Hoarding and criminal charges
Many jurisdictions are trying to strike a balance between criminal charges and helping those who are hoarding animals receive the mental health care that they need. Some police and animal control officers will give warnings and time frames for the person to relocate the animals or improve their conditions. Charges may only be filed if the animal’s circumstances do not improve. Those who are charged with animal abuse for crowded conditions due to unlicensed breeding or for raising fighting animals are given little leeway.
The right to removal
The right for law enforcement to remove animals is dependent on warnings issued. There are only certain circumstances of imminent danger in which an animal can be directly seized. In most counties and states, animals are still considered to be property and are not guaranteed any rights. Imminent danger is almost always defined by a history of attacks on a person, or threatening behavior towards another animal. In some cities, there must be physical harm caused first before law enforcement can remove the animal.
The increasing fines and prison terms
Increased public anger over animal neglect and abuse has fueled an increase in fines and jail time being served by those convicted of animal abuse charges. Even so, they often are not in line with the damage that the animal has caused. In the case of the 3 pit bulls that mauled a jogger to death, the owner – who had been cited before – was fined and given a 6 month sentence.
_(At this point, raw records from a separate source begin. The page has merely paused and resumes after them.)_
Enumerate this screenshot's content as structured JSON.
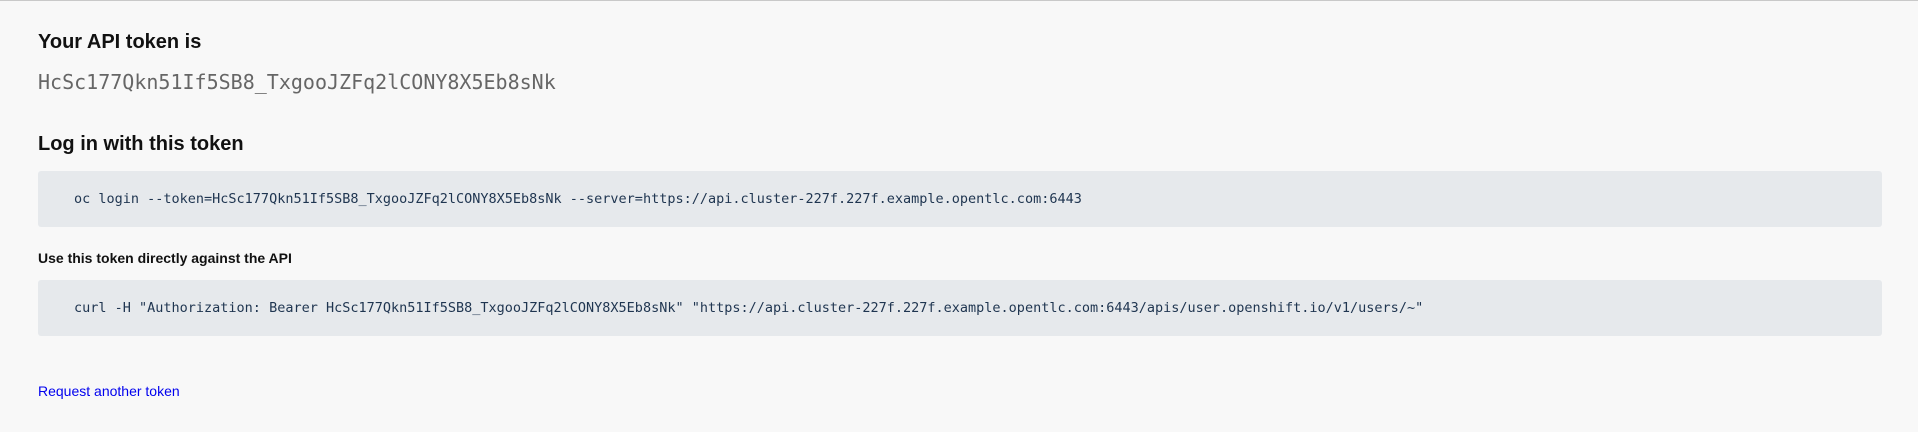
{
  "token_section": {
    "heading": "Your API token is",
    "token": "HcSc177Qkn51If5SB8_TxgooJZFq2lCONY8X5Eb8sNk"
  },
  "login_section": {
    "heading": "Log in with this token",
    "command": "oc login --token=HcSc177Qkn51If5SB8_TxgooJZFq2lCONY8X5Eb8sNk --server=https://api.cluster-227f.227f.example.opentlc.com:6443"
  },
  "api_section": {
    "heading": "Use this token directly against the API",
    "command": "curl -H \"Authorization: Bearer HcSc177Qkn51If5SB8_TxgooJZFq2lCONY8X5Eb8sNk\" \"https://api.cluster-227f.227f.example.opentlc.com:6443/apis/user.openshift.io/v1/users/~\""
  },
  "actions": {
    "request_another_label": "Request another token"
  },
  "colors": {
    "page_background": "#f8f8f8",
    "code_background": "#e6e9ec",
    "code_text": "#1f3550",
    "link": "#0000ee",
    "token_text": "#666666"
  }
}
Not much of a stricter sentencing was given to the owners of the chimpanzee who attacked a woman in Connecticut that resulted in the loss of her face. It is vital to know that each town, township or incorporated may have their own regulations about what constitutes animal abuse, and how it can be charged before you proceed.